“Ford had always prided itself on not having a strike since the 70s, which we didn’t,” he said. “I have the best relationship with 57,000 UAW workers far beyond the other competitors.” But then, when Ford couldn’t come to an agreement on the terms of its contract with the union — companies with unions are mandated by law to bargain over things like pay and benefits — Ford’s workers went on strike, starting things at one of the automaker’s crucial truck plants. Now, Farley is rethinking that relationship.

“We make 100% of our trucks with UAW workers in the U.S.,” he said. “Our competitors do not do that. They went through bankruptcy and they moved production to Mexico and other places. And so it’s always been a cost for us, and we always thought it was the right kind of cost.” Not anymore.

A heavy think

Farley said that things weren’t as tense at Ford’s electric vehicle battery factories, which until recently operated largely outside of the company’s labor agreements. That their workers weren’t covered by the UAW contract was a big sticking point. Farley went so far as to say that the union was holding contract negotiations “hostage” because it insisted that the battery workers be covered by the same agreement as other manufacturing employees.

When an agreement was eventually struck that returned UAW members to their jobs, part of the deal was that battery workers would have a pathway to UAW membership. UAW president Shawn Fain told Bloomberg in November that he predicted “strife” at Ford’s plants if the company blocked that pathway. But at the semiconductor conference, Farley sounded like he might consider avoiding the issue entirely.

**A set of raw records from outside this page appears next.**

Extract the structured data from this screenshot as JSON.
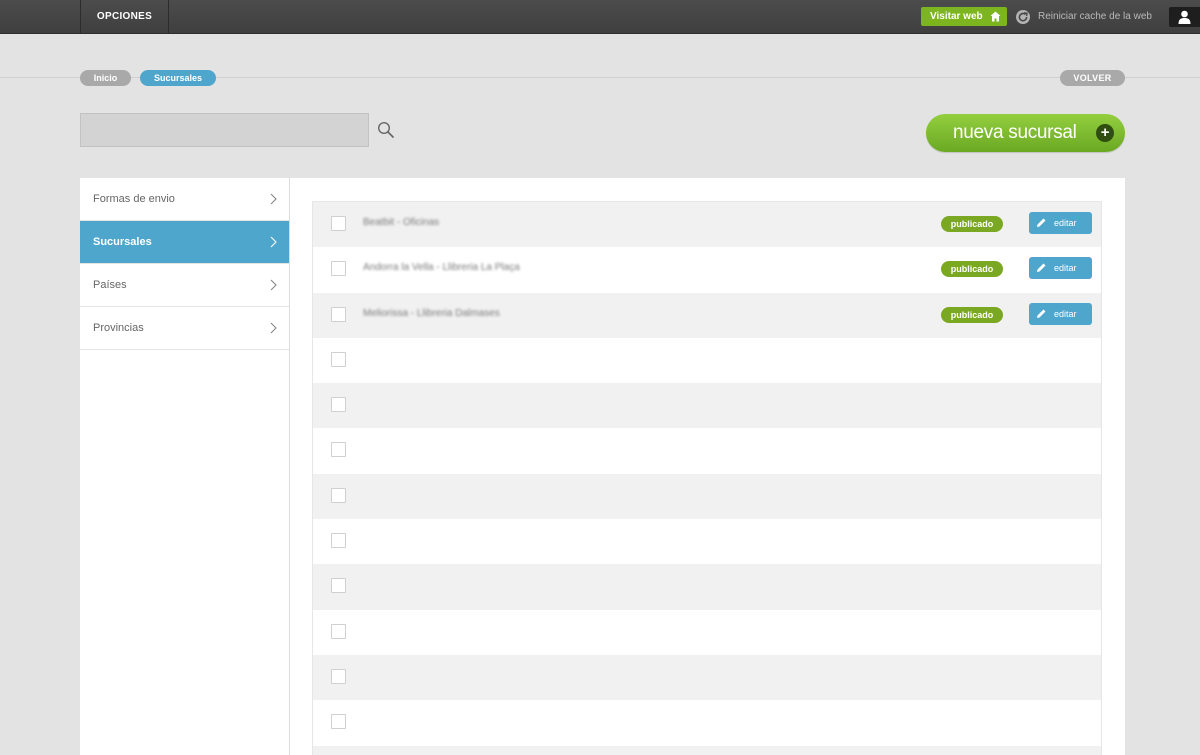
{
  "topbar": {
    "opciones_label": "OPCIONES",
    "visitar_label": "Visitar web",
    "reiniciar_label": "Reiniciar cache de la web"
  },
  "breadcrumb": {
    "items": [
      "Inicio",
      "Sucursales"
    ],
    "back_label": "VOLVER"
  },
  "search": {
    "placeholder": "",
    "value": ""
  },
  "new_button_label": "nueva sucursal",
  "new_button_icon": "+",
  "sidebar": {
    "items": [
      {
        "label": "Formas de envio",
        "active": false
      },
      {
        "label": "Sucursales",
        "active": true
      },
      {
        "label": "Países",
        "active": false
      },
      {
        "label": "Provincias",
        "active": false
      }
    ]
  },
  "list": {
    "rows": [
      {
        "name": "Beatbit - Oficinas",
        "status": "publicado",
        "edit": "editar"
      },
      {
        "name": "Andorra la Vella - Llibreria La Plaça",
        "status": "publicado",
        "edit": "editar"
      },
      {
        "name": "Meliorissa - Llibreria Dalmases",
        "status": "publicado",
        "edit": "editar"
      }
    ],
    "empty_rows": 10
  },
  "colors": {
    "accent_blue": "#4ea6cd",
    "green": "#7db521",
    "topbar": "#444444"
  }
}
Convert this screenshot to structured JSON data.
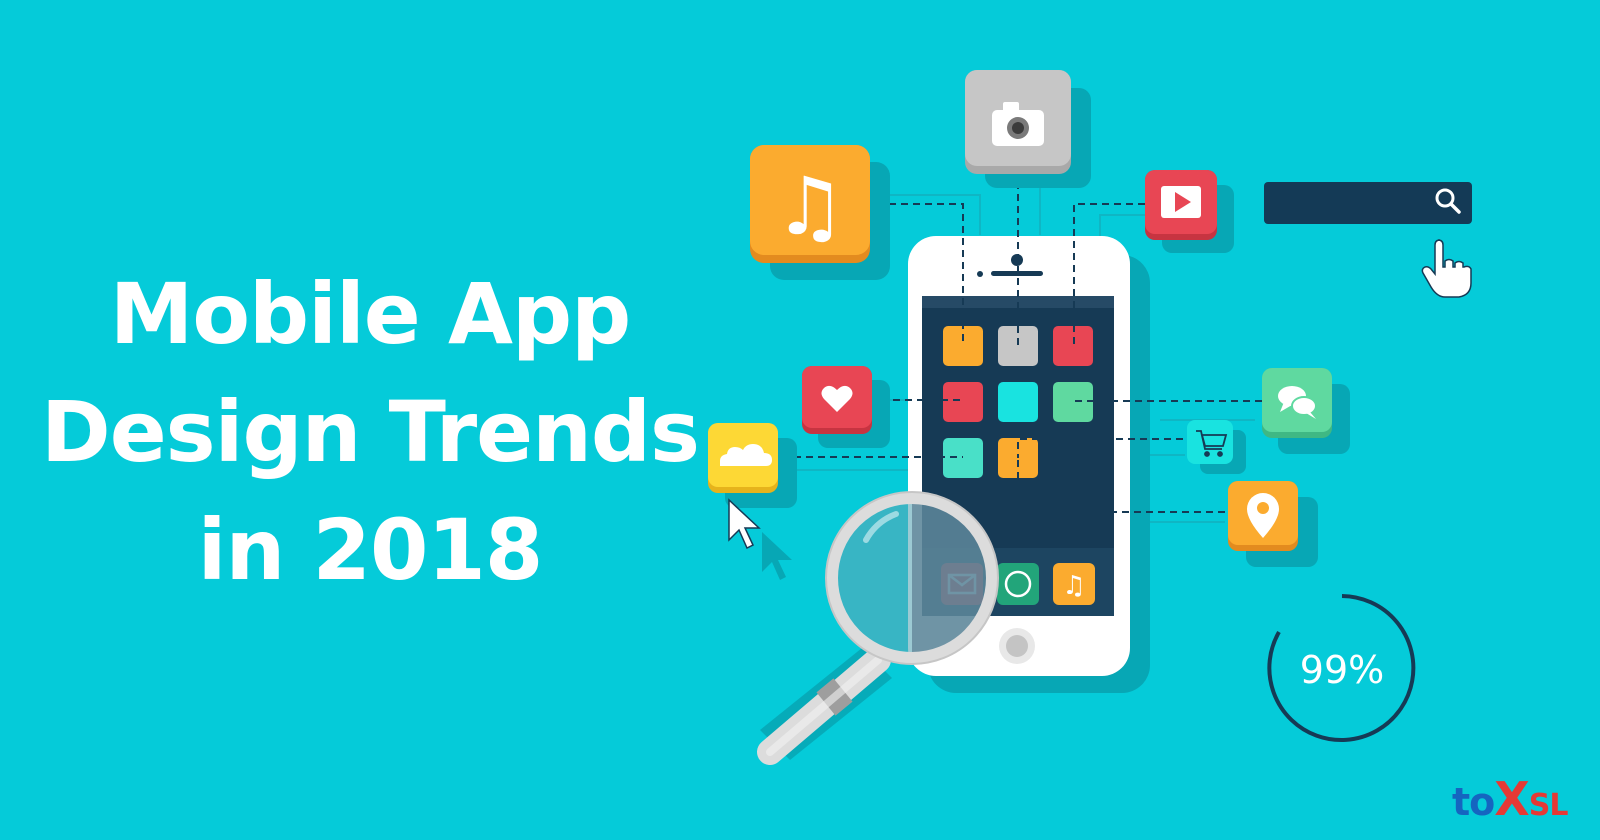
{
  "headline": {
    "line1": "Mobile App",
    "line2": "Design Trends",
    "line3": "in 2018"
  },
  "progress": {
    "label": "99%",
    "value": 0.99
  },
  "logo": {
    "part1": "to",
    "part2": "X",
    "part3": "SL",
    "colors": {
      "primary": "#1565c0",
      "accent": "#e53935"
    }
  },
  "colors": {
    "background": "#05cbd9",
    "phone_body": "#ffffff",
    "phone_screen": "#163a55",
    "orange": "#fbab2f",
    "red": "#e84654",
    "green": "#5fd9a0",
    "teal": "#19e3e0",
    "grey": "#c6c6c6",
    "yellow": "#fdd835",
    "search_bar": "#143a56"
  },
  "icons": {
    "music": "music-note-icon",
    "camera": "camera-icon",
    "video": "play-icon",
    "search": "search-icon",
    "pointer": "hand-pointer-icon",
    "heart": "heart-icon",
    "cloud": "cloud-icon",
    "chat": "chat-icon",
    "cart": "shopping-cart-icon",
    "location": "location-pin-icon",
    "cursor": "arrow-cursor-icon",
    "magnifier": "magnifying-glass-icon",
    "mail": "mail-icon",
    "phone": "phone-icon"
  }
}
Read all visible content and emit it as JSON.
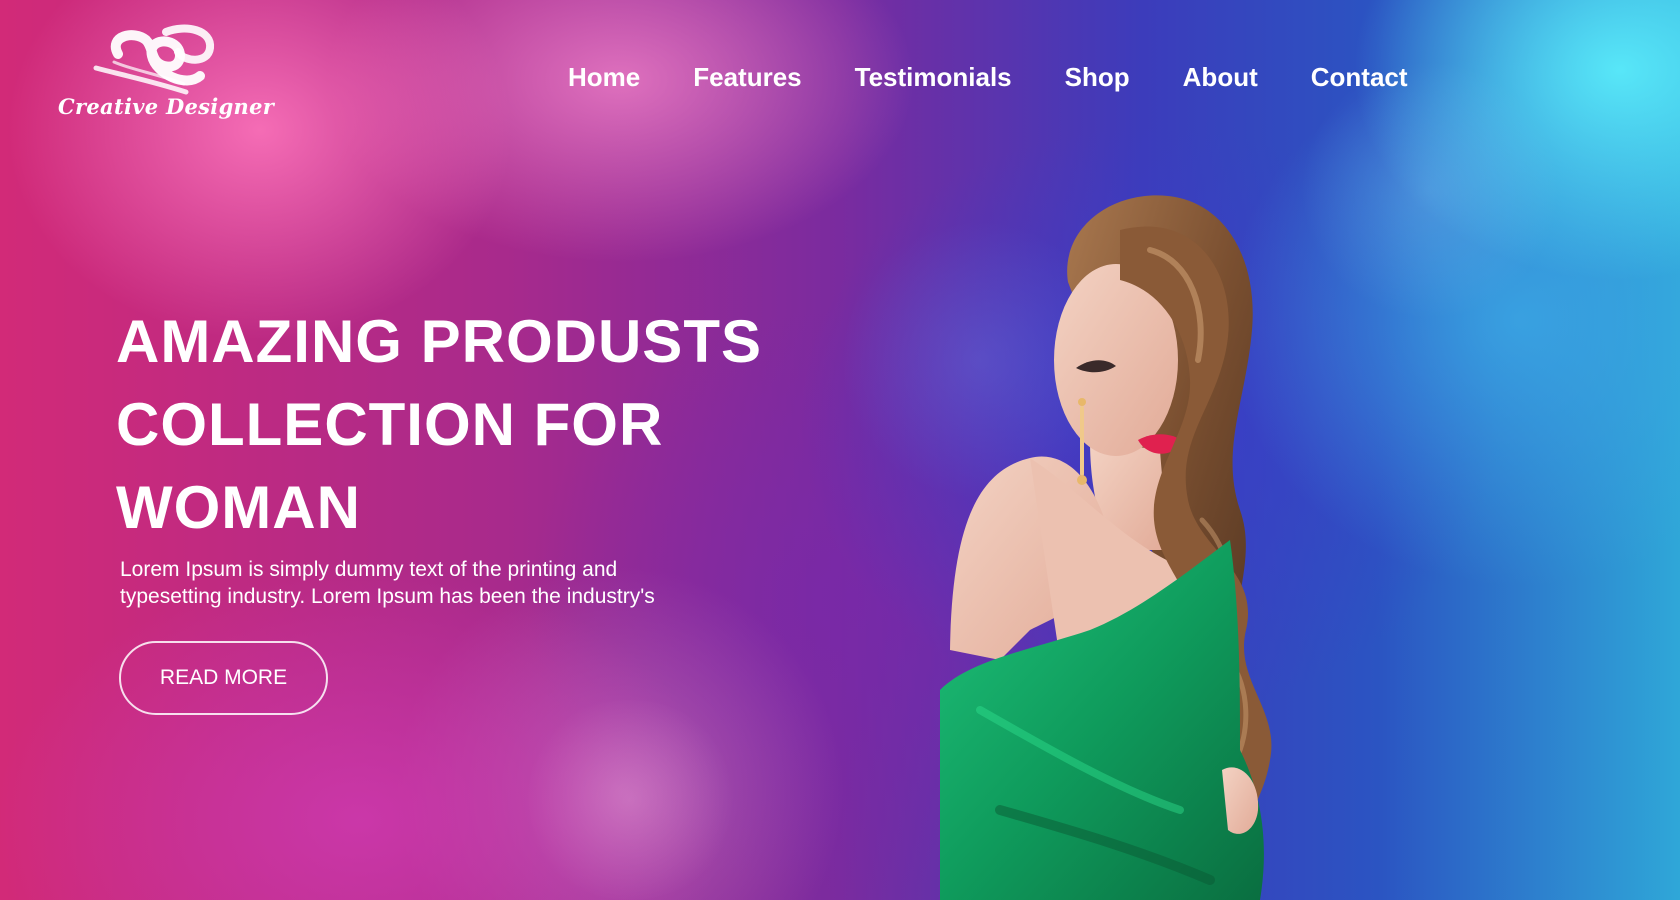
{
  "brand": {
    "logo_text": "Creative Designer",
    "logo_icon": "brush-swirl-icon"
  },
  "nav": {
    "items": [
      {
        "label": "Home"
      },
      {
        "label": "Features"
      },
      {
        "label": "Testimonials"
      },
      {
        "label": "Shop"
      },
      {
        "label": "About"
      },
      {
        "label": "Contact"
      }
    ]
  },
  "hero": {
    "title_line1": "AMAZING PRODUSTS",
    "title_line2": "COLLECTION FOR",
    "title_line3": "WOMAN",
    "description": "Lorem Ipsum is simply dummy text of the printing and typesetting industry. Lorem Ipsum has been the industry's",
    "button_label": "READ MORE"
  },
  "colors": {
    "accent_pink": "#d22a78",
    "accent_purple": "#7a2b9f",
    "accent_blue": "#2b54c2",
    "accent_cyan": "#5ae9fa",
    "dress_green": "#11a263",
    "text": "#ffffff"
  }
}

“As we look at this EV transition, and its lasting longer and our truck business being more profitable, you know, we have to think carefully about our footprint,” he said.